*** INFORMATION SHOWN ***
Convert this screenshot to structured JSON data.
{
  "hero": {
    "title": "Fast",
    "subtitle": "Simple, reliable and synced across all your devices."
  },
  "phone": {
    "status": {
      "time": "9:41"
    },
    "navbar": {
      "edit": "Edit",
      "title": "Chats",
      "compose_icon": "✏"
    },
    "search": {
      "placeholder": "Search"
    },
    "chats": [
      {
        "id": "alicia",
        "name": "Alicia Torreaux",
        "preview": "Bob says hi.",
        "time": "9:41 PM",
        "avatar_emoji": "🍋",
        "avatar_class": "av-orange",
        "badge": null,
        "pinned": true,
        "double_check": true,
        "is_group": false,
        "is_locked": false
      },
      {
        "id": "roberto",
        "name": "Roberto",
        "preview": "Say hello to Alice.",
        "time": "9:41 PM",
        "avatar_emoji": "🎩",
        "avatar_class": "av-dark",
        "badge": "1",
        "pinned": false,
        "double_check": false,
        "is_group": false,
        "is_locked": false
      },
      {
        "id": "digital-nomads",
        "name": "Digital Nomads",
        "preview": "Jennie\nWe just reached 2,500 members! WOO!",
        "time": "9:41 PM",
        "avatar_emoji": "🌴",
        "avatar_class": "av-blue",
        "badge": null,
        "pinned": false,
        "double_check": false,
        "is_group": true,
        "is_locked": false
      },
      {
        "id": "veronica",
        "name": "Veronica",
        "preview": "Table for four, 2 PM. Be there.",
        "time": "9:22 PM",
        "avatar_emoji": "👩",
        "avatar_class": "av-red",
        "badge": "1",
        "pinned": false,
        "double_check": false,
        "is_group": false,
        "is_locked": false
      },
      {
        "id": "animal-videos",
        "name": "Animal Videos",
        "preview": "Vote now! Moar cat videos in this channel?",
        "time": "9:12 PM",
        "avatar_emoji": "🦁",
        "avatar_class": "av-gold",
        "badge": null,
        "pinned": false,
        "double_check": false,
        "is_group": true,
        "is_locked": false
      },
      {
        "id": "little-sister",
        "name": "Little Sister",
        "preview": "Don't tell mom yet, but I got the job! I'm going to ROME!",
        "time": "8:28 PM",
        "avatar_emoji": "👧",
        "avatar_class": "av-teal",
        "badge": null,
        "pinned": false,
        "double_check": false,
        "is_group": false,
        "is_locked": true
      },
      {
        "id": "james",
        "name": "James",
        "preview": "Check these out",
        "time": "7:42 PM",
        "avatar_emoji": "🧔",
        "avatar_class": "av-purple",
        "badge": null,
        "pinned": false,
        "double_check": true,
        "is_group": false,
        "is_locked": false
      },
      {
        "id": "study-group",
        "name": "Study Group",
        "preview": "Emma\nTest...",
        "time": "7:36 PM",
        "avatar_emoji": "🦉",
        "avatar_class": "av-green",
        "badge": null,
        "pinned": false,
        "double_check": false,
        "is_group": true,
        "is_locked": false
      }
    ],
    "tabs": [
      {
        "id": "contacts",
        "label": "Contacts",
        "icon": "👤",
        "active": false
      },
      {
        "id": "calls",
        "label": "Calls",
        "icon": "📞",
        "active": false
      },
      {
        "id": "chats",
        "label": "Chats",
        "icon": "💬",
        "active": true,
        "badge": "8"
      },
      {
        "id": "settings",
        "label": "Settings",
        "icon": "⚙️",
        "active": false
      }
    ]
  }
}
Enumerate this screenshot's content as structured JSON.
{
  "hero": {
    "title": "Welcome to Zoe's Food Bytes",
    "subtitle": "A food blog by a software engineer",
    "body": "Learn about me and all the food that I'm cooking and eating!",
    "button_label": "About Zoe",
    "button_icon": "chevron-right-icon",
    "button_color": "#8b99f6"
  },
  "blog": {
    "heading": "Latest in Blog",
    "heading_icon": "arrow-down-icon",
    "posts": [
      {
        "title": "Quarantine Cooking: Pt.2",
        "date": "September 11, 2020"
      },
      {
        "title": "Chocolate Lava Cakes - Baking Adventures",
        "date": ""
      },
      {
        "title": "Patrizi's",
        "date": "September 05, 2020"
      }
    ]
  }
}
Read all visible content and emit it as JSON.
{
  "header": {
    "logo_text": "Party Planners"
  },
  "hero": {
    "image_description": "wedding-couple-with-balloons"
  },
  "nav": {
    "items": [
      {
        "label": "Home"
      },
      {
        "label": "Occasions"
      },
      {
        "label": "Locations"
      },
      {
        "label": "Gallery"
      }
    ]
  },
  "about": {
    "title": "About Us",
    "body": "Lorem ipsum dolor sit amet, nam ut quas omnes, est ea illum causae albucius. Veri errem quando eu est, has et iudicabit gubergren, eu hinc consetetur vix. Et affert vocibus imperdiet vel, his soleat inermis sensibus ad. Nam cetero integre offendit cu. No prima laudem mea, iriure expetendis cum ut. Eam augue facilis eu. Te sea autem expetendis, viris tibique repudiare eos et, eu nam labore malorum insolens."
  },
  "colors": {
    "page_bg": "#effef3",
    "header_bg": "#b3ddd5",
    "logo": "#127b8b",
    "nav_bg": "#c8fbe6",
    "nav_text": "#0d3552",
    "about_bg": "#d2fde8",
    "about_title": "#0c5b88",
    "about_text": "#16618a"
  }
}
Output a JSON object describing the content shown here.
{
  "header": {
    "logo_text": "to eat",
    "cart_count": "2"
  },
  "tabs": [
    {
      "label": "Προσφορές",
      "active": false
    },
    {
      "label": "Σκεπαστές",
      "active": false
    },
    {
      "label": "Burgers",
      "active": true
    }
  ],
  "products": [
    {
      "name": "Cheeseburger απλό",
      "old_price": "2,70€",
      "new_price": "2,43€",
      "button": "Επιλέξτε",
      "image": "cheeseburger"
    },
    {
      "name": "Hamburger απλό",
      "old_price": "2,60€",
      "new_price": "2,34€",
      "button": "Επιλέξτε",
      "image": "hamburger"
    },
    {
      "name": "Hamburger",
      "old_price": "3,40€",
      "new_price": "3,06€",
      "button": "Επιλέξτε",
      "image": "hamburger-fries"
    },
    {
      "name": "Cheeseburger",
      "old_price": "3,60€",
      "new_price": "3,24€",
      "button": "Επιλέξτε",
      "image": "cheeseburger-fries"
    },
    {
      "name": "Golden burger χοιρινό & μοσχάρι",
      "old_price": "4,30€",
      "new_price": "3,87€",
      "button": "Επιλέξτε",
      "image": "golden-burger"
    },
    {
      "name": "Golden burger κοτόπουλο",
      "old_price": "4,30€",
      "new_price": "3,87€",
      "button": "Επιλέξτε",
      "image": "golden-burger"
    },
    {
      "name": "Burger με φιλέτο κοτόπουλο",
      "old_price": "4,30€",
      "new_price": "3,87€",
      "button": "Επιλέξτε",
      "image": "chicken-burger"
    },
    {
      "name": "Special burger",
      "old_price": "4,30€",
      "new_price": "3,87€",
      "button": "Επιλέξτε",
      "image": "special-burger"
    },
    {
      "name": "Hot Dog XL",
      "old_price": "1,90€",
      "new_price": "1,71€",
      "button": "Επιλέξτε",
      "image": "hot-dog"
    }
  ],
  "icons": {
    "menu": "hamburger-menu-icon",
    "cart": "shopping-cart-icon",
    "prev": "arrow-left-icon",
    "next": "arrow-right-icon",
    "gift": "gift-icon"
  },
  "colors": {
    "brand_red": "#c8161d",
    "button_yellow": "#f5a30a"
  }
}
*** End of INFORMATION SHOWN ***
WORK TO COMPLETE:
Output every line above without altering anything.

PROBLEM SOLUTION:
Convert this screenshot to structured JSON data.
{
  "hero": {
    "title": "Fast",
    "subtitle": "Simple, reliable and synced across all your devices."
  },
  "phone": {
    "status": {
      "time": "9:41"
    },
    "navbar": {
      "edit": "Edit",
      "title": "Chats",
      "compose_icon": "✏"
    },
    "search": {
      "placeholder": "Search"
    },
    "chats": [
      {
        "id": "alicia",
        "name": "Alicia Torreaux",
        "preview": "Bob says hi.",
        "time": "9:41 PM",
        "avatar_emoji": "🍋",
        "avatar_class": "av-orange",
        "badge": null,
        "pinned": true,
        "double_check": true,
        "is_group": false,
        "is_locked": false
      },
      {
        "id": "roberto",
        "name": "Roberto",
        "preview": "Say hello to Alice.",
        "time": "9:41 PM",
        "avatar_emoji": "🎩",
        "avatar_class": "av-dark",
        "badge": "1",
        "pinned": false,
        "double_check": false,
        "is_group": false,
        "is_locked": false
      },
      {
        "id": "digital-nomads",
        "name": "Digital Nomads",
        "preview": "Jennie\nWe just reached 2,500 members! WOO!",
        "time": "9:41 PM",
        "avatar_emoji": "🌴",
        "avatar_class": "av-blue",
        "badge": null,
        "pinned": false,
        "double_check": false,
        "is_group": true,
        "is_locked": false
      },
      {
        "id": "veronica",
        "name": "Veronica",
        "preview": "Table for four, 2 PM. Be there.",
        "time": "9:22 PM",
        "avatar_emoji": "👩",
        "avatar_class": "av-red",
        "badge": "1",
        "pinned": false,
        "double_check": false,
        "is_group": false,
        "is_locked": false
      },
      {
        "id": "animal-videos",
        "name": "Animal Videos",
        "preview": "Vote now! Moar cat videos in this channel?",
        "time": "9:12 PM",
        "avatar_emoji": "🦁",
        "avatar_class": "av-gold",
        "badge": null,
        "pinned": false,
        "double_check": false,
        "is_group": true,
        "is_locked": false
      },
      {
        "id": "little-sister",
        "name": "Little Sister",
        "preview": "Don't tell mom yet, but I got the job! I'm going to ROME!",
        "time": "8:28 PM",
        "avatar_emoji": "👧",
        "avatar_class": "av-teal",
        "badge": null,
        "pinned": false,
        "double_check": false,
        "is_group": false,
        "is_locked": true
      },
      {
        "id": "james",
        "name": "James",
        "preview": "Check these out",
        "time": "7:42 PM",
        "avatar_emoji": "🧔",
        "avatar_class": "av-purple",
        "badge": null,
        "pinned": false,
        "double_check": true,
        "is_group": false,
        "is_locked": false
      },
      {
        "id": "study-group",
        "name": "Study Group",
        "preview": "Emma\nTest...",
        "time": "7:36 PM",
        "avatar_emoji": "🦉",
        "avatar_class": "av-green",
        "badge": null,
        "pinned": false,
        "double_check": false,
        "is_group": true,
        "is_locked": false
      }
    ],
    "tabs": [
      {
        "id": "contacts",
        "label": "Contacts",
        "icon": "👤",
        "active": false
      },
      {
        "id": "calls",
        "label": "Calls",
        "icon": "📞",
        "active": false
      },
      {
        "id": "chats",
        "label": "Chats",
        "icon": "💬",
        "active": true,
        "badge": "8"
      },
      {
        "id": "settings",
        "label": "Settings",
        "icon": "⚙️",
        "active": false
      }
    ]
  }
}
Enumerate this screenshot's content as structured JSON.
{
  "hero": {
    "title": "Welcome to Zoe's Food Bytes",
    "subtitle": "A food blog by a software engineer",
    "body": "Learn about me and all the food that I'm cooking and eating!",
    "button_label": "About Zoe",
    "button_icon": "chevron-right-icon",
    "button_color": "#8b99f6"
  },
  "blog": {
    "heading": "Latest in Blog",
    "heading_icon": "arrow-down-icon",
    "posts": [
      {
        "title": "Quarantine Cooking: Pt.2",
        "date": "September 11, 2020"
      },
      {
        "title": "Chocolate Lava Cakes - Baking Adventures",
        "date": ""
      },
      {
        "title": "Patrizi's",
        "date": "September 05, 2020"
      }
    ]
  }
}
Read all visible content and emit it as JSON.
{
  "header": {
    "logo_text": "Party Planners"
  },
  "hero": {
    "image_description": "wedding-couple-with-balloons"
  },
  "nav": {
    "items": [
      {
        "label": "Home"
      },
      {
        "label": "Occasions"
      },
      {
        "label": "Locations"
      },
      {
        "label": "Gallery"
      }
    ]
  },
  "about": {
    "title": "About Us",
    "body": "Lorem ipsum dolor sit amet, nam ut quas omnes, est ea illum causae albucius. Veri errem quando eu est, has et iudicabit gubergren, eu hinc consetetur vix. Et affert vocibus imperdiet vel, his soleat inermis sensibus ad. Nam cetero integre offendit cu. No prima laudem mea, iriure expetendis cum ut. Eam augue facilis eu. Te sea autem expetendis, viris tibique repudiare eos et, eu nam labore malorum insolens."
  },
  "colors": {
    "page_bg": "#effef3",
    "header_bg": "#b3ddd5",
    "logo": "#127b8b",
    "nav_bg": "#c8fbe6",
    "nav_text": "#0d3552",
    "about_bg": "#d2fde8",
    "about_title": "#0c5b88",
    "about_text": "#16618a"
  }
}
Output a JSON object describing the content shown here.
{
  "header": {
    "logo_text": "to eat",
    "cart_count": "2"
  },
  "tabs": [
    {
      "label": "Προσφορές",
      "active": false
    },
    {
      "label": "Σκεπαστές",
      "active": false
    },
    {
      "label": "Burgers",
      "active": true
    }
  ],
  "products": [
    {
      "name": "Cheeseburger απλό",
      "old_price": "2,70€",
      "new_price": "2,43€",
      "button": "Επιλέξτε",
      "image": "cheeseburger"
    },
    {
      "name": "Hamburger απλό",
      "old_price": "2,60€",
      "new_price": "2,34€",
      "button": "Επιλέξτε",
      "image": "hamburger"
    },
    {
      "name": "Hamburger",
      "old_price": "3,40€",
      "new_price": "3,06€",
      "button": "Επιλέξτε",
      "image": "hamburger-fries"
    },
    {
      "name": "Cheeseburger",
      "old_price": "3,60€",
      "new_price": "3,24€",
      "button": "Επιλέξτε",
      "image": "cheeseburger-fries"
    },
    {
      "name": "Golden burger χοιρινό & μοσχάρι",
      "old_price": "4,30€",
      "new_price": "3,87€",
      "button": "Επιλέξτε",
      "image": "golden-burger"
    },
    {
      "name": "Golden burger κοτόπουλο",
      "old_price": "4,30€",
      "new_price": "3,87€",
      "button": "Επιλέξτε",
      "image": "golden-burger"
    },
    {
      "name": "Burger με φιλέτο κοτόπουλο",
      "old_price": "4,30€",
      "new_price": "3,87€",
      "button": "Επιλέξτε",
      "image": "chicken-burger"
    },
    {
      "name": "Special burger",
      "old_price": "4,30€",
      "new_price": "3,87€",
      "button": "Επιλέξτε",
      "image": "special-burger"
    },
    {
      "name": "Hot Dog XL",
      "old_price": "1,90€",
      "new_price": "1,71€",
      "button": "Επιλέξτε",
      "image": "hot-dog"
    }
  ],
  "icons": {
    "menu": "hamburger-menu-icon",
    "cart": "shopping-cart-icon",
    "prev": "arrow-left-icon",
    "next": "arrow-right-icon",
    "gift": "gift-icon"
  },
  "colors": {
    "brand_red": "#c8161d",
    "button_yellow": "#f5a30a"
  }
}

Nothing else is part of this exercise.